Viral images show specimens of a plant with flowers in the shape of the female body. See Example( s )
Collected via Internet, July 2016
A recurring motif in South Asian mythology and folk art is known in Sri Lanka as “nari-lata” (or “nari-lata-vela,” and sometimes “ndri-lata”), usually translated as “woman vine.”
One old story about the nari-lata repeated in an 1891 volume of The Theosophist holds that its beauty is such that meditating hermits are unable to hold their concentration in its presence:
The hermits, who live on withered and wind-borne leaves, are tempted by the sight of naari-lata flowers and lose their devotion; hence if any one who lives sumptuously on milk, curdle and other nourishing food says that he has subjugated his senses, it is like saying that Maha Meru is floating on the surface of the ocean.

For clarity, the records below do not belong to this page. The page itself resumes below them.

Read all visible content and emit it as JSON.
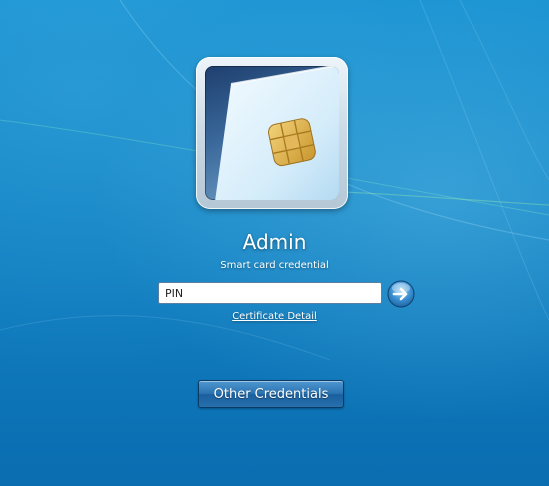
{
  "user": {
    "name": "Admin",
    "credential_type": "Smart card credential"
  },
  "pin_field": {
    "placeholder": "PIN",
    "value": ""
  },
  "submit_button": {
    "icon": "arrow-right-icon"
  },
  "links": {
    "certificate_detail": "Certificate Detail"
  },
  "buttons": {
    "other_credentials": "Other Credentials"
  },
  "tile": {
    "icon": "smart-card-icon"
  },
  "colors": {
    "background": "#1689c9",
    "chip": "#e0b347",
    "text": "#ffffff"
  }
}
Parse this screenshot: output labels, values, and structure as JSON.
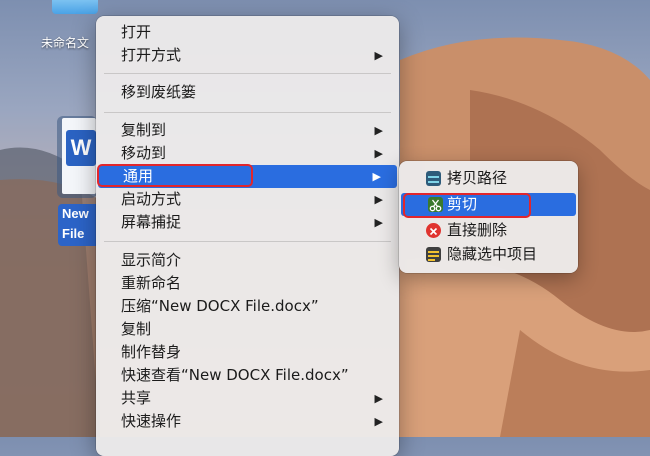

For all its supposed temptations, traditional folk art depictions of the dreaded (at least by monks) nari-lata tend to be sedate and unprovocative, at least to modern eyes. This photo from a 1906 volume cataloging the antiquities collection of the Colombo Museum of Sri Lanka shows an embroidered betel bag with the nari-lata design:
In 2008, the Internet produced its own full-color, updated version of the nari-lata plant” — now spelled “narilatha,” and also referred to as “nareepol,” “nareephol” or “nariphon” tree — featuring improbably lifelike flowers in the shape of women’s nude bodies dangling from high branches in a region sometimes identified as the Himalayas, sometimes as Thailand:
If such a flower or fruit actually exists outside of folklore, it’s unknown to botanists. We haven’t found reference to such a plant in any handbooks or textbooks of botany. That having been said, neither are there obvious signs that the images and video have been tampered with, which leaves only one logical explanation for the existence of the one-of-a-kind photographic “evidence” above: namely, that the “narilatha flowers” shown were carefully constructed physical props designed to fool us, entertain us, or both.